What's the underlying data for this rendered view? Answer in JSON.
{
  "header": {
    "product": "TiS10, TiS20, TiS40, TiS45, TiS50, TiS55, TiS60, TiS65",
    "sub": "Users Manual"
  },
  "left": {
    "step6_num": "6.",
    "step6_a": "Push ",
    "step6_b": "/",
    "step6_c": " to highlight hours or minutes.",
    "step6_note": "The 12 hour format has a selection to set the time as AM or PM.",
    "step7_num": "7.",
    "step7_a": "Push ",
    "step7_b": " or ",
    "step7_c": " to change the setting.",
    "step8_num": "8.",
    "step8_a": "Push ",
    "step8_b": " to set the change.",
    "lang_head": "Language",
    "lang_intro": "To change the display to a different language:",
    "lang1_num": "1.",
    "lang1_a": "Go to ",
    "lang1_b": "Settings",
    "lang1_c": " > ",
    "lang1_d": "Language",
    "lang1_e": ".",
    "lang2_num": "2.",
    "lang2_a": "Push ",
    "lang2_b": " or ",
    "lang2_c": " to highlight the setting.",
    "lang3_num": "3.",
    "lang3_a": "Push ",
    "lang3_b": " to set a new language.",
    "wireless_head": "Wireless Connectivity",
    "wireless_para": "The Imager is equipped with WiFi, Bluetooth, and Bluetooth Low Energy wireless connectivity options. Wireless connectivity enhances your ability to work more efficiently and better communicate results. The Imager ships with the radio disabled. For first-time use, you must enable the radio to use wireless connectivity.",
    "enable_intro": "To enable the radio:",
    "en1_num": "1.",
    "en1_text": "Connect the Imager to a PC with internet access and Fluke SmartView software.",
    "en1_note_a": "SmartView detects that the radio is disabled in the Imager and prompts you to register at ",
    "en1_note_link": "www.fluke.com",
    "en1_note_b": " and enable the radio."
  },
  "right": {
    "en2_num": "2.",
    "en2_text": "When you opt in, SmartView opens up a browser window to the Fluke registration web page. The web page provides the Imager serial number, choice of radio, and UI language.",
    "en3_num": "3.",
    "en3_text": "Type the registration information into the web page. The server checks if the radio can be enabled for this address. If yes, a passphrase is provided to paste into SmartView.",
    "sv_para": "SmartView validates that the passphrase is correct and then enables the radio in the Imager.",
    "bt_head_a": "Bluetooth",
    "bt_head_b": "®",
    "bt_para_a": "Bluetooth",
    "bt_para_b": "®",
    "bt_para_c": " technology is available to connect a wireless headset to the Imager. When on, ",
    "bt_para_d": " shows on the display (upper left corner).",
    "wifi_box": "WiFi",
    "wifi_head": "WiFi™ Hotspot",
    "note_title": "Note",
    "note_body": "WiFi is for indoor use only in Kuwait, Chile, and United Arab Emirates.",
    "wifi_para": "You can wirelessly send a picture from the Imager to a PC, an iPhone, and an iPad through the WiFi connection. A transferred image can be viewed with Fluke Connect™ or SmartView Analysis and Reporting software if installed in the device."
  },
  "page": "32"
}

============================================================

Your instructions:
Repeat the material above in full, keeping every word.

Response to this exercise:
What's the underlying data for this rendered view? Answer in JSON.
{
  "header": {
    "product": "TiS10, TiS20, TiS40, TiS45, TiS50, TiS55, TiS60, TiS65",
    "sub": "Users Manual"
  },
  "left": {
    "step6_num": "6.",
    "step6_a": "Push ",
    "step6_b": "/",
    "step6_c": " to highlight hours or minutes.",
    "step6_note": "The 12 hour format has a selection to set the time as AM or PM.",
    "step7_num": "7.",
    "step7_a": "Push ",
    "step7_b": " or ",
    "step7_c": " to change the setting.",
    "step8_num": "8.",
    "step8_a": "Push ",
    "step8_b": " to set the change.",
    "lang_head": "Language",
    "lang_intro": "To change the display to a different language:",
    "lang1_num": "1.",
    "lang1_a": "Go to ",
    "lang1_b": "Settings",
    "lang1_c": " > ",
    "lang1_d": "Language",
    "lang1_e": ".",
    "lang2_num": "2.",
    "lang2_a": "Push ",
    "lang2_b": " or ",
    "lang2_c": " to highlight the setting.",
    "lang3_num": "3.",
    "lang3_a": "Push ",
    "lang3_b": " to set a new language.",
    "wireless_head": "Wireless Connectivity",
    "wireless_para": "The Imager is equipped with WiFi, Bluetooth, and Bluetooth Low Energy wireless connectivity options. Wireless connectivity enhances your ability to work more efficiently and better communicate results. The Imager ships with the radio disabled. For first-time use, you must enable the radio to use wireless connectivity.",
    "enable_intro": "To enable the radio:",
    "en1_num": "1.",
    "en1_text": "Connect the Imager to a PC with internet access and Fluke SmartView software.",
    "en1_note_a": "SmartView detects that the radio is disabled in the Imager and prompts you to register at ",
    "en1_note_link": "www.fluke.com",
    "en1_note_b": " and enable the radio."
  },
  "right": {
    "en2_num": "2.",
    "en2_text": "When you opt in, SmartView opens up a browser window to the Fluke registration web page. The web page provides the Imager serial number, choice of radio, and UI language.",
    "en3_num": "3.",
    "en3_text": "Type the registration information into the web page. The server checks if the radio can be enabled for this address. If yes, a passphrase is provided to paste into SmartView.",
    "sv_para": "SmartView validates that the passphrase is correct and then enables the radio in the Imager.",
    "bt_head_a": "Bluetooth",
    "bt_head_b": "®",
    "bt_para_a": "Bluetooth",
    "bt_para_b": "®",
    "bt_para_c": " technology is available to connect a wireless headset to the Imager. When on, ",
    "bt_para_d": " shows on the display (upper left corner).",
    "wifi_box": "WiFi",
    "wifi_head": "WiFi™ Hotspot",
    "note_title": "Note",
    "note_body": "WiFi is for indoor use only in Kuwait, Chile, and United Arab Emirates.",
    "wifi_para": "You can wirelessly send a picture from the Imager to a PC, an iPhone, and an iPad through the WiFi connection. A transferred image can be viewed with Fluke Connect™ or SmartView Analysis and Reporting software if installed in the device."
  },
  "page": "32"
}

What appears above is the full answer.